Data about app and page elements
-.-.-

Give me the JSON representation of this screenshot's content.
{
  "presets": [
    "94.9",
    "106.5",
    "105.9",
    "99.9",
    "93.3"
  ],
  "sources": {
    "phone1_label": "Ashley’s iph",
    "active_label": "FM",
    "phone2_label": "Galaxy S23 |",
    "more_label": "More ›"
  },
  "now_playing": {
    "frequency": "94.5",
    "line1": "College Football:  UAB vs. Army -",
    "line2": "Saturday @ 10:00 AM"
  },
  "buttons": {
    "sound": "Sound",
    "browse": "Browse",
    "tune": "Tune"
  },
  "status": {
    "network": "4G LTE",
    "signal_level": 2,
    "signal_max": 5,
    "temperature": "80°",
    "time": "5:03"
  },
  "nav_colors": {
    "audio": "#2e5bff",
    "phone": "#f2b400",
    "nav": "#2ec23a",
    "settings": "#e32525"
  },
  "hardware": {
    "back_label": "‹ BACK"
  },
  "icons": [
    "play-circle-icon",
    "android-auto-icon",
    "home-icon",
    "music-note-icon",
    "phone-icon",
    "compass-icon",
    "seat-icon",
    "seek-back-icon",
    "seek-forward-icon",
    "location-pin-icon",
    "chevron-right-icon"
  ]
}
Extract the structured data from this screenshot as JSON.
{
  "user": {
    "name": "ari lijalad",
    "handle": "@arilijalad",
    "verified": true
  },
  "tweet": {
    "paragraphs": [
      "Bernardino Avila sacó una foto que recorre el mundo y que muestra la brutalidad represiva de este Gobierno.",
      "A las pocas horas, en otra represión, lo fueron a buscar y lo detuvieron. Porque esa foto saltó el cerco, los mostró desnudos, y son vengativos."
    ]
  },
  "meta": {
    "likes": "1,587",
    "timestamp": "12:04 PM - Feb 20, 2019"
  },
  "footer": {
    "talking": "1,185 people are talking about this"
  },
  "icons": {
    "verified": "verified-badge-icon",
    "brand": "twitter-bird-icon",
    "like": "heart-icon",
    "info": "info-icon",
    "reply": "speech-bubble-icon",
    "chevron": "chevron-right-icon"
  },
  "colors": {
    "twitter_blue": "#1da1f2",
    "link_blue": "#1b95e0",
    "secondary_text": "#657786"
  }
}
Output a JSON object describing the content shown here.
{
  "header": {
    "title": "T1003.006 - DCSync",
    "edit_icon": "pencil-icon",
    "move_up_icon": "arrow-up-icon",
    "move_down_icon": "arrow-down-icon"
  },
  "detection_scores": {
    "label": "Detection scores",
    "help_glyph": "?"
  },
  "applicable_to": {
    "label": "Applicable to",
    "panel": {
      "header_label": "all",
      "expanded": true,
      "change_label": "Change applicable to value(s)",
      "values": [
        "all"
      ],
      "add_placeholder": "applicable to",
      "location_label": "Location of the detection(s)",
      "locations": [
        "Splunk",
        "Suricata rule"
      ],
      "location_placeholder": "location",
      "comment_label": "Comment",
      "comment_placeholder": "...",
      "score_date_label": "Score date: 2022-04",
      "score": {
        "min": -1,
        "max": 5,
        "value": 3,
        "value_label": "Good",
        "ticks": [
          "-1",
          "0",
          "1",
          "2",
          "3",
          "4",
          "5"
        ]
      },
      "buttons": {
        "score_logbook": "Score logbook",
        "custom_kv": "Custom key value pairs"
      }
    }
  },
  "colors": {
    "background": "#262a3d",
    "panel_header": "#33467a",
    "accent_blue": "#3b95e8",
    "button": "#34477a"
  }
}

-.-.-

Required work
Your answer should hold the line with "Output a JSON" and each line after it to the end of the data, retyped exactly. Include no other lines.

Task output
Output a JSON object describing the content shown here.
{
  "header": {
    "title": "T1003.006 - DCSync",
    "edit_icon": "pencil-icon",
    "move_up_icon": "arrow-up-icon",
    "move_down_icon": "arrow-down-icon"
  },
  "detection_scores": {
    "label": "Detection scores",
    "help_glyph": "?"
  },
  "applicable_to": {
    "label": "Applicable to",
    "panel": {
      "header_label": "all",
      "expanded": true,
      "change_label": "Change applicable to value(s)",
      "values": [
        "all"
      ],
      "add_placeholder": "applicable to",
      "location_label": "Location of the detection(s)",
      "locations": [
        "Splunk",
        "Suricata rule"
      ],
      "location_placeholder": "location",
      "comment_label": "Comment",
      "comment_placeholder": "...",
      "score_date_label": "Score date: 2022-04",
      "score": {
        "min": -1,
        "max": 5,
        "value": 3,
        "value_label": "Good",
        "ticks": [
          "-1",
          "0",
          "1",
          "2",
          "3",
          "4",
          "5"
        ]
      },
      "buttons": {
        "score_logbook": "Score logbook",
        "custom_kv": "Custom key value pairs"
      }
    }
  },
  "colors": {
    "background": "#262a3d",
    "panel_header": "#33467a",
    "accent_blue": "#3b95e8",
    "button": "#34477a"
  }
}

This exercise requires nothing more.